Hang in there, big feller. Don't leave unless they drag you out!
And from a purely practical standpoint, why should he leave? His term is almost over. The 2010 primary is about a year away. The campaign will be gearing up in a matter of months. Unless Governor Quinn were to stun us all by appointing a Republican--or, God forbid, a Green--whoever replaces Burris will vote the same way on President Obama's legislation.
Yes, it's true, the longer Burris stays the more embarrassment it brings to our entire political system. But what's wrong with that? We deserve to be the butt of the jokes. In the long run, it may even help us by giving the International Olympic Committee pause before they shackle us with Mayor Daley's games.

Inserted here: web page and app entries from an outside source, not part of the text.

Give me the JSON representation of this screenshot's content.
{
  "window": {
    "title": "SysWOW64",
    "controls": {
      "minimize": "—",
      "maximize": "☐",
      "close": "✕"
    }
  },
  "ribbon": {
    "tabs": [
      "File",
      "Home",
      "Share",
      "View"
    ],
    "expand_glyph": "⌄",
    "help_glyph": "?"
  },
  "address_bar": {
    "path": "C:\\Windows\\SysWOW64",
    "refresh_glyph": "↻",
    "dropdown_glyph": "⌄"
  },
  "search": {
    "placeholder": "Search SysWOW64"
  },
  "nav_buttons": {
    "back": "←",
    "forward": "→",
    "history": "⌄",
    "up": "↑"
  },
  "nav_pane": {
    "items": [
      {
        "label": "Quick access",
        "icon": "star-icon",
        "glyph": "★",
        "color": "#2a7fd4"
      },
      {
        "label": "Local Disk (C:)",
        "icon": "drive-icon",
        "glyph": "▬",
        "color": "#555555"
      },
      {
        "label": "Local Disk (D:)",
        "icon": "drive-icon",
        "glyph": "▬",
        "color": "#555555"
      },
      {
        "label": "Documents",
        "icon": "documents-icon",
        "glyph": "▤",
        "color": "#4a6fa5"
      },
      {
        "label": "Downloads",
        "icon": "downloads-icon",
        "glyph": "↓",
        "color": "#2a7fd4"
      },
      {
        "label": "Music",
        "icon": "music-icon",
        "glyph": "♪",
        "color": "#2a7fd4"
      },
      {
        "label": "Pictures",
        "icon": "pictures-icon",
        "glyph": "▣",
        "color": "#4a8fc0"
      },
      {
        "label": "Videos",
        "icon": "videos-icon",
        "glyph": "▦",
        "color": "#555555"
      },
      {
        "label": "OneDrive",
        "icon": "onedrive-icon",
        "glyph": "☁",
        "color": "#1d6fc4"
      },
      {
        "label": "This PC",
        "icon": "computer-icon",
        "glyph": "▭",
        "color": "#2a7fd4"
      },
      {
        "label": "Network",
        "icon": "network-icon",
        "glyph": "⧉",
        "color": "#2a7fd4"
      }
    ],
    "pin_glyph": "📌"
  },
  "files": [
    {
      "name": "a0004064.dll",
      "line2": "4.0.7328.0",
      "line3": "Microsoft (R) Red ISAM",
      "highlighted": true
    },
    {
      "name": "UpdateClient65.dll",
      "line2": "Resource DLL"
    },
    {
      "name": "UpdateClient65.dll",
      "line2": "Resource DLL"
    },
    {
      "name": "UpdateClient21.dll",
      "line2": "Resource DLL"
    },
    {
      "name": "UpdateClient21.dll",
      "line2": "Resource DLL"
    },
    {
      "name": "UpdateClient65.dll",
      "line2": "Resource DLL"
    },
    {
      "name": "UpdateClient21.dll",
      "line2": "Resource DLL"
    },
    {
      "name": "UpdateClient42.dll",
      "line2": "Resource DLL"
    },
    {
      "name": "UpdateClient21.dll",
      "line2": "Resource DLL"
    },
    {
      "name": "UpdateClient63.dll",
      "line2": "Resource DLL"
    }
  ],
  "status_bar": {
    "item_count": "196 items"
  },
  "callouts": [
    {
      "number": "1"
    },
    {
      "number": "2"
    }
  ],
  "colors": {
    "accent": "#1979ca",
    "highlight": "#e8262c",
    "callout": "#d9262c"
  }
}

Besides, what's really accomplished by driving Burris out? Will it make our state representatives bolder in their dealings with House speaker Madigan? Will it inspire aldermen to keep the mayor from selling off assets or squandering money on the Olympics? Will the Community Development Commission or the Chicago Plan Commission stop acting like rubber stamps on deals for insiders? I doubt it.
We're like the townspeople in Shirley Jackson's short story "The Lottery." Every now and then we pillory a politician--George Ryan, Rod Blagojevich, Roland Burris. It makes us feel really good about ourselves. Then we look the other way while the rest of them rob us blind.
I'm starting to wish that U.S. Attorney Patrick Fitzgerald hadn't even bothered to interrupt Blago's scheming back in December. If you recall, Fitzgerald said he arrested Blago to keep him from tainting the process of appointing a senator to fill Obama's vacant seat. In other words, Fitzgerald wanted to avoid exactly what we have.
I wish Fitzgerald had let it all play it out so we could see exactly how our pols behave when they think no one's listening. If nothing else, I'd love to see how that Tribune deal really was going to work.